So why use python as the test runner? Well truth is whenever I end up munging arrays in shell script I forget the syntax and end up jumping through all sorts of hoops. Easier just to have some simple python. I use python again later to read the data back into an org-table so I can pass it to the next step, graphing:
set title "Vector Benchmark Results (lower is better)" set style data histograms set style fill solid 1.0 border lt -1 set xtics rotate by 90 right set yrange [:] set xlabel noenhanced set ylabel "nsecs/Kop" noenhanced set xtics noenhanced set ytics noenhanced set boxwidth 1 set xtics format "" set xtics scale 0 set grid ytics set term pngcairo size 1200,500 plot for [i=2:5] data using i:xtic(1) title columnhead
This is a GNU Plot script which takes the data and plots an image from it. org-mode takes care of the details of marshalling the table data into GNU Plot so all this script is really concerned with is setting styles and titles.
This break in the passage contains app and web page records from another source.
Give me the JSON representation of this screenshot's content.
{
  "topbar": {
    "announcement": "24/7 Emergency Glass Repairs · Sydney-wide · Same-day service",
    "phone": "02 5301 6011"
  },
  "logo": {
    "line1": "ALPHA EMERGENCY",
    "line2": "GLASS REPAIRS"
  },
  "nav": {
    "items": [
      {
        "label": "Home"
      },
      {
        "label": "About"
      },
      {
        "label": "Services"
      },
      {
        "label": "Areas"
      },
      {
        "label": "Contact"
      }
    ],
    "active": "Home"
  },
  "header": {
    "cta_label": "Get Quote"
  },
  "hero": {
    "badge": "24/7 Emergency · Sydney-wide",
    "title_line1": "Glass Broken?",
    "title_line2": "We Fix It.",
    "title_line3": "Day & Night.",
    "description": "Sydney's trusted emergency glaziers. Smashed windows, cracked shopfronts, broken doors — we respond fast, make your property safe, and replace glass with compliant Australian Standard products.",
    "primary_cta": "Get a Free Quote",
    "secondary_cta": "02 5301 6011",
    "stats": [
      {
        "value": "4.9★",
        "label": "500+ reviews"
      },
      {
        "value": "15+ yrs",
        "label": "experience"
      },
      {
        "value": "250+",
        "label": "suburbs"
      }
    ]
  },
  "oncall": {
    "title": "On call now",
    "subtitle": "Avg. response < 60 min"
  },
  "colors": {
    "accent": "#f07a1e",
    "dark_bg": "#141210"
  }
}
The language is capable of some fairly advanced stuff but I could always pre-process the data with something else if I needed to.
Finally I need to upload my graph to an image hosting service to share with my colleges. This can be done with a elaborate curl command but I have another trick at my disposal thanks to the excellent restclient-mode. This mode is actually designed for interactive debugging of REST APIs but it is also easily to use from an org-mode source block. So the whole thing looks like a HTTP session:
:client_id = feedbeef # Upload images to imgur POST https://api.imgur.com/3/image Authorization: Client-ID :client_id Content-type: image/png < benchmark.png
Finally because the above dumps all the headers when run (which is very handy for debugging) I actually only want the URL in most cases. I can do this simply enough in elisp:
#+name: post-to-imgur #+begin_src emacs-lisp :var json-string=upload-to-imgur() (when (string-match (rx "link" (one-or-more (any "\":" whitespace)) (group (one-or-more (not (any "\""))))) json-string) (match-string 1 json-string)) #+end_src
The :var line calls the restclient-mode function automatically and passes it the result which it can then extract the final URL from.
And there you have it, my entire benchmarking workflow document in a single file which I can read through tweaking each step as I go. This isn’t the first time I’ve done this sort of thing. As I use org-mode extensively as a logbook to keep track of my upstream work I’ve slowly grown a series of scripts for common tasks. For example every patch series and pull request I post is done via org. I keep the whole thing in a git repository so each time I finish a sequence I can commit the results into the repository as a permanent record of what steps I ran.
If you want even more inspiration I suggest you look at John Kitchen’s scimax work. As a publishing scientist he makes extensive use of org-mode when writing his papers. He is able to include the main prose with the code to plot the graphs and tables in a single source document from which his camera ready documents are generated. Should he ever need to reproduce any work his exact steps are all there in the source document. Yet another example of why org-mode is awesome